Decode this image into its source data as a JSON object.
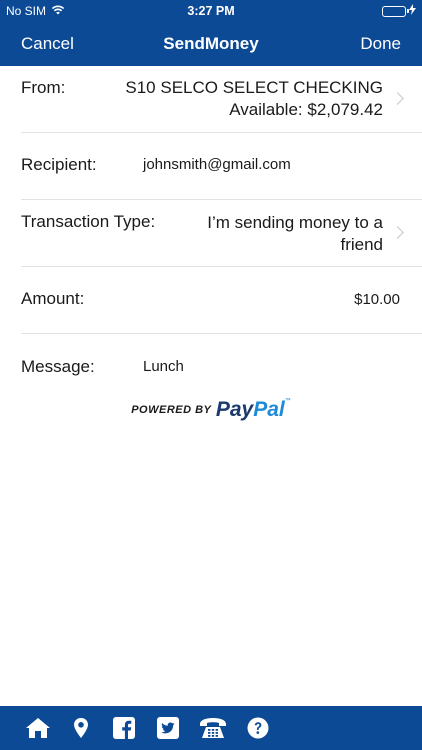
{
  "status": {
    "carrier": "No SIM",
    "time": "3:27 PM"
  },
  "nav": {
    "cancel": "Cancel",
    "title": "SendMoney",
    "done": "Done"
  },
  "form": {
    "from_label": "From:",
    "from_account": "S10 SELCO SELECT CHECKING",
    "from_available": "Available: $2,079.42",
    "recipient_label": "Recipient:",
    "recipient_value": "johnsmith@gmail.com",
    "type_label": "Transaction Type:",
    "type_value_line1": "I’m sending money to a",
    "type_value_line2": "friend",
    "amount_label": "Amount:",
    "amount_value": "$10.00",
    "message_label": "Message:",
    "message_value": "Lunch"
  },
  "powered": {
    "prefix": "POWERED BY",
    "pay": "Pay",
    "pal": "Pal",
    "tm": "™"
  },
  "tabbar": {
    "icons": [
      "home-icon",
      "location-icon",
      "facebook-icon",
      "twitter-icon",
      "phone-icon",
      "help-icon"
    ]
  },
  "colors": {
    "brand": "#0d4a96",
    "paypal_dark": "#1b3a6b",
    "paypal_light": "#1f8ad6",
    "battery": "#4cd964"
  }
}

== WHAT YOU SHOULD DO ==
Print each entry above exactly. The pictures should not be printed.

== RESULT OF THIS TASK ==
Decode this image into its source data as a JSON object.
{
  "status": {
    "carrier": "No SIM",
    "time": "3:27 PM"
  },
  "nav": {
    "cancel": "Cancel",
    "title": "SendMoney",
    "done": "Done"
  },
  "form": {
    "from_label": "From:",
    "from_account": "S10 SELCO SELECT CHECKING",
    "from_available": "Available: $2,079.42",
    "recipient_label": "Recipient:",
    "recipient_value": "johnsmith@gmail.com",
    "type_label": "Transaction Type:",
    "type_value_line1": "I’m sending money to a",
    "type_value_line2": "friend",
    "amount_label": "Amount:",
    "amount_value": "$10.00",
    "message_label": "Message:",
    "message_value": "Lunch"
  },
  "powered": {
    "prefix": "POWERED BY",
    "pay": "Pay",
    "pal": "Pal",
    "tm": "™"
  },
  "tabbar": {
    "icons": [
      "home-icon",
      "location-icon",
      "facebook-icon",
      "twitter-icon",
      "phone-icon",
      "help-icon"
    ]
  },
  "colors": {
    "brand": "#0d4a96",
    "paypal_dark": "#1b3a6b",
    "paypal_light": "#1f8ad6",
    "battery": "#4cd964"
  }
}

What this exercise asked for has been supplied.